-------- Input material

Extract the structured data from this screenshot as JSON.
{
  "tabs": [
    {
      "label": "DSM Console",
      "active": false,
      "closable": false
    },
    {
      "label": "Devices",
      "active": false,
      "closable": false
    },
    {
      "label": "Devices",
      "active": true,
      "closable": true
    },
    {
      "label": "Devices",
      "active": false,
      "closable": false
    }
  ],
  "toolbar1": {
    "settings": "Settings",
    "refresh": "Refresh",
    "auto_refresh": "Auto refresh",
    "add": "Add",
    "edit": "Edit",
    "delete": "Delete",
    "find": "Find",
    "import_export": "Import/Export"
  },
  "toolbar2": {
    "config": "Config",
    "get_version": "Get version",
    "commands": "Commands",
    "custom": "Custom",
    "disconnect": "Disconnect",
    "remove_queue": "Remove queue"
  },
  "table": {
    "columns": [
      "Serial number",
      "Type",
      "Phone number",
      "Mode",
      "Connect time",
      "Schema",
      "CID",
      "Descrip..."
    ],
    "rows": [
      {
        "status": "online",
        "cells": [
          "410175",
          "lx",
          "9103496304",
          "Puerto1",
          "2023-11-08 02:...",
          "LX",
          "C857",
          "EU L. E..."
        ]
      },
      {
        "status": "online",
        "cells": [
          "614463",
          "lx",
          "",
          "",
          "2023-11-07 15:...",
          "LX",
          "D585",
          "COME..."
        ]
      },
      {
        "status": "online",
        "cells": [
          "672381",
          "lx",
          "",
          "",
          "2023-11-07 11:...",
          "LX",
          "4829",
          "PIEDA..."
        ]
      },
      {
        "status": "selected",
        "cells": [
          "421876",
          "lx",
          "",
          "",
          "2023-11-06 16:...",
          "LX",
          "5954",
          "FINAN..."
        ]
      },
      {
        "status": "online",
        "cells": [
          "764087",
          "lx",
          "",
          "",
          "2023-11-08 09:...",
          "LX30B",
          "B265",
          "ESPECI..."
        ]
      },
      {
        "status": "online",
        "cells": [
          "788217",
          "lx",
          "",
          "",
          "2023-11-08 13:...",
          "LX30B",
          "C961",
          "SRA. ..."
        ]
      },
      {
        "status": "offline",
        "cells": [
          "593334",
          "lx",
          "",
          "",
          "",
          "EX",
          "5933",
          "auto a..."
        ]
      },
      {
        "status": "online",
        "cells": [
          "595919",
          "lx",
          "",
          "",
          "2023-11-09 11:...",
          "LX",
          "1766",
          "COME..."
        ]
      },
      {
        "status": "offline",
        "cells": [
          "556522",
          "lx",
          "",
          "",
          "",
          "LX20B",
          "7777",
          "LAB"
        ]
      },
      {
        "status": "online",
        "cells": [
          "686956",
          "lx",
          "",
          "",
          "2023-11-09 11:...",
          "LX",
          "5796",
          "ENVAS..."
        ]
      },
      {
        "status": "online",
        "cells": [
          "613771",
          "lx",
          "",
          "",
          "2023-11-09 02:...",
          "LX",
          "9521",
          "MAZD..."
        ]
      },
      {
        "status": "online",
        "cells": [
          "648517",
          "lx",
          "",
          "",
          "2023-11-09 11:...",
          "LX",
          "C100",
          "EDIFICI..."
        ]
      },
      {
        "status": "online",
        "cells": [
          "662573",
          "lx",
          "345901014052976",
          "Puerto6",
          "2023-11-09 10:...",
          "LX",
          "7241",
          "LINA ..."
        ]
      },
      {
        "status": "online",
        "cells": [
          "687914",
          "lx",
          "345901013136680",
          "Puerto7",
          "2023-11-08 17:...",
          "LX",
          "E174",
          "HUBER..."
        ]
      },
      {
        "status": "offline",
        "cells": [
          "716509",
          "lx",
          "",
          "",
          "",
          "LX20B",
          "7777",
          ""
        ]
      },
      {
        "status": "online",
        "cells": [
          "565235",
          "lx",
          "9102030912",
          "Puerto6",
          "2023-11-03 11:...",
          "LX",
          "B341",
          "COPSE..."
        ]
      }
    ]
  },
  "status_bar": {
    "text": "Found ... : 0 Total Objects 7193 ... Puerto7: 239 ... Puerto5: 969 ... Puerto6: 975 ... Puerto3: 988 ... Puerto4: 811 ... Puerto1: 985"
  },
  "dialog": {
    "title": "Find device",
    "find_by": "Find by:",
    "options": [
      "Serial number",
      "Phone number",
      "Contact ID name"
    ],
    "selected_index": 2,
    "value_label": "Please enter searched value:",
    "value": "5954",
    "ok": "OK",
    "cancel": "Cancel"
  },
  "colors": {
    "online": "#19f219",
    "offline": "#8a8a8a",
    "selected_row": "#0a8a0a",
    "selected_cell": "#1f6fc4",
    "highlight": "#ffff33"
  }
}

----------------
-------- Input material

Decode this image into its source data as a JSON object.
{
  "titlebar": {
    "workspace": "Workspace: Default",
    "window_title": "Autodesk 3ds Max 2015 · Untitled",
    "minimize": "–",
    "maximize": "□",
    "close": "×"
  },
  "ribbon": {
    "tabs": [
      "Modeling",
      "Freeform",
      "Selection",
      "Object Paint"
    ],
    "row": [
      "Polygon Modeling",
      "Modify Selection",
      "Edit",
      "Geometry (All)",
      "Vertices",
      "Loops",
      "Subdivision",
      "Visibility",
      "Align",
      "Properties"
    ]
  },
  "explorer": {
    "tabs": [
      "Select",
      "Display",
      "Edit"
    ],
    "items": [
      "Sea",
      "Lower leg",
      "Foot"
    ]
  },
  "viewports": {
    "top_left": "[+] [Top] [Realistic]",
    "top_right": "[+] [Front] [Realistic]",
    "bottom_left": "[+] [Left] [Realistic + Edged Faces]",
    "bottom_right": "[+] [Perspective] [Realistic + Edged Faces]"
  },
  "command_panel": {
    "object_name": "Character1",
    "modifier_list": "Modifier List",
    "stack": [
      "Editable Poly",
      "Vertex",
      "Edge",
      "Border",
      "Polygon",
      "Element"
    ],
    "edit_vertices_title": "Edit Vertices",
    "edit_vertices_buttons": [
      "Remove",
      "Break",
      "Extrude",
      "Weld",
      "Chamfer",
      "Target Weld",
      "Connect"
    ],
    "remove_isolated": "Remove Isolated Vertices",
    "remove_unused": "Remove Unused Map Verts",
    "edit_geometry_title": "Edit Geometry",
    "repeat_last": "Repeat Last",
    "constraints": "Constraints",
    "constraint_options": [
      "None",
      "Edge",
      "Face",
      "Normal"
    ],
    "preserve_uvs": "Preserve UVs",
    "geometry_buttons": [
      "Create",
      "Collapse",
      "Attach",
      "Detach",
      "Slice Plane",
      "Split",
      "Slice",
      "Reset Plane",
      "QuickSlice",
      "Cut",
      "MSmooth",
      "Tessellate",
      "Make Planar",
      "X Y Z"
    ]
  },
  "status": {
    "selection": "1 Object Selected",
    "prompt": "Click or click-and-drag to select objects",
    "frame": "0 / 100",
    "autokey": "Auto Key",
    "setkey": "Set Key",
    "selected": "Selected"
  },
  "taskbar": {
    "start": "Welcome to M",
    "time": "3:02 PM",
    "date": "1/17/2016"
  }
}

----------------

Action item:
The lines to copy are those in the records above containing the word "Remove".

Answer for the task:
    "remove_queue": "Remove queue"
      "Remove",
    "remove_isolated": "Remove Isolated Vertices",
    "remove_unused": "Remove Unused Map Verts",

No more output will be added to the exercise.